Task objective
Report the number of lines below in which the word "been" occurs. Nothing else is needed.
##### The data #####
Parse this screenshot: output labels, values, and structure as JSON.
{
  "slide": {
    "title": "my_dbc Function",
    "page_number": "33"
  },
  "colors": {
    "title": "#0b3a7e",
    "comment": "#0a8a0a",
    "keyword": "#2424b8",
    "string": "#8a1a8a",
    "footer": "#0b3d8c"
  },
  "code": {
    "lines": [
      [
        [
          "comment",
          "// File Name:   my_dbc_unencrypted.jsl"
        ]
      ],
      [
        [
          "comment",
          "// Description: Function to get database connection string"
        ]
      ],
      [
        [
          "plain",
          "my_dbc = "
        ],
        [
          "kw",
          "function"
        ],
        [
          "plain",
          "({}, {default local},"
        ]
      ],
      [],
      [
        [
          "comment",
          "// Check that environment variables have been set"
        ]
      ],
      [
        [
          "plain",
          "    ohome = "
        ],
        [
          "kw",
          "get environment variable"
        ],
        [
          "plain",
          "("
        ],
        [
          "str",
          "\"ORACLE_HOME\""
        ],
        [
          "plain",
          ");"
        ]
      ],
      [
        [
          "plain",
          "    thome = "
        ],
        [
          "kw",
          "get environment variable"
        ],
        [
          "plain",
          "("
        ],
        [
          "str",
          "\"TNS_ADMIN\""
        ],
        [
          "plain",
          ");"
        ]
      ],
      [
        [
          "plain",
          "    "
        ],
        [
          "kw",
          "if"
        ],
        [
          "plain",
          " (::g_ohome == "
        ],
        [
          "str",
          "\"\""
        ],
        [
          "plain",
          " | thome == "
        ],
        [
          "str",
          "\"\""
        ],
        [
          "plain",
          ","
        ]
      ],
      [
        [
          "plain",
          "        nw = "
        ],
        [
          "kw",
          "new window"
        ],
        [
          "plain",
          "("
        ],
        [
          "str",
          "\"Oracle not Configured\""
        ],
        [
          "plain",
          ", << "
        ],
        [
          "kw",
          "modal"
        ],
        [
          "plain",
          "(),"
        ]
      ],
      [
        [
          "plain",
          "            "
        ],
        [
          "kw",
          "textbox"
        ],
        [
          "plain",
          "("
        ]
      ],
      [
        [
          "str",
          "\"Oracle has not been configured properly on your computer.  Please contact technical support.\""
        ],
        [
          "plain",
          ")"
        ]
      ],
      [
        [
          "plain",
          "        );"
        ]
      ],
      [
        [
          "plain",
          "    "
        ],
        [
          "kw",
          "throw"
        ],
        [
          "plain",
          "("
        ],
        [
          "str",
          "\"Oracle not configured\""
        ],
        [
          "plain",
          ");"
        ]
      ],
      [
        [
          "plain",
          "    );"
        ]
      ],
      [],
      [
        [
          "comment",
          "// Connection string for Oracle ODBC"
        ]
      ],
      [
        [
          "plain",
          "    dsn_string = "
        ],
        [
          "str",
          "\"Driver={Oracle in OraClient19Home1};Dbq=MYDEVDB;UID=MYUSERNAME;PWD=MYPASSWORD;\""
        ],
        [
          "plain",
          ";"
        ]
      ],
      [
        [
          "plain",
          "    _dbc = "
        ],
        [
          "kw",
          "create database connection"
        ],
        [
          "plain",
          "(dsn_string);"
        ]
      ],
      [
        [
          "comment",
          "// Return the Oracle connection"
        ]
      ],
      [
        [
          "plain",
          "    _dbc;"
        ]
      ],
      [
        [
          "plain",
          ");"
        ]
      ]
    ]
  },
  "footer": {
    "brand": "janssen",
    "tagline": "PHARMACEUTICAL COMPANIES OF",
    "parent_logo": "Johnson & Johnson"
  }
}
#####
Response
2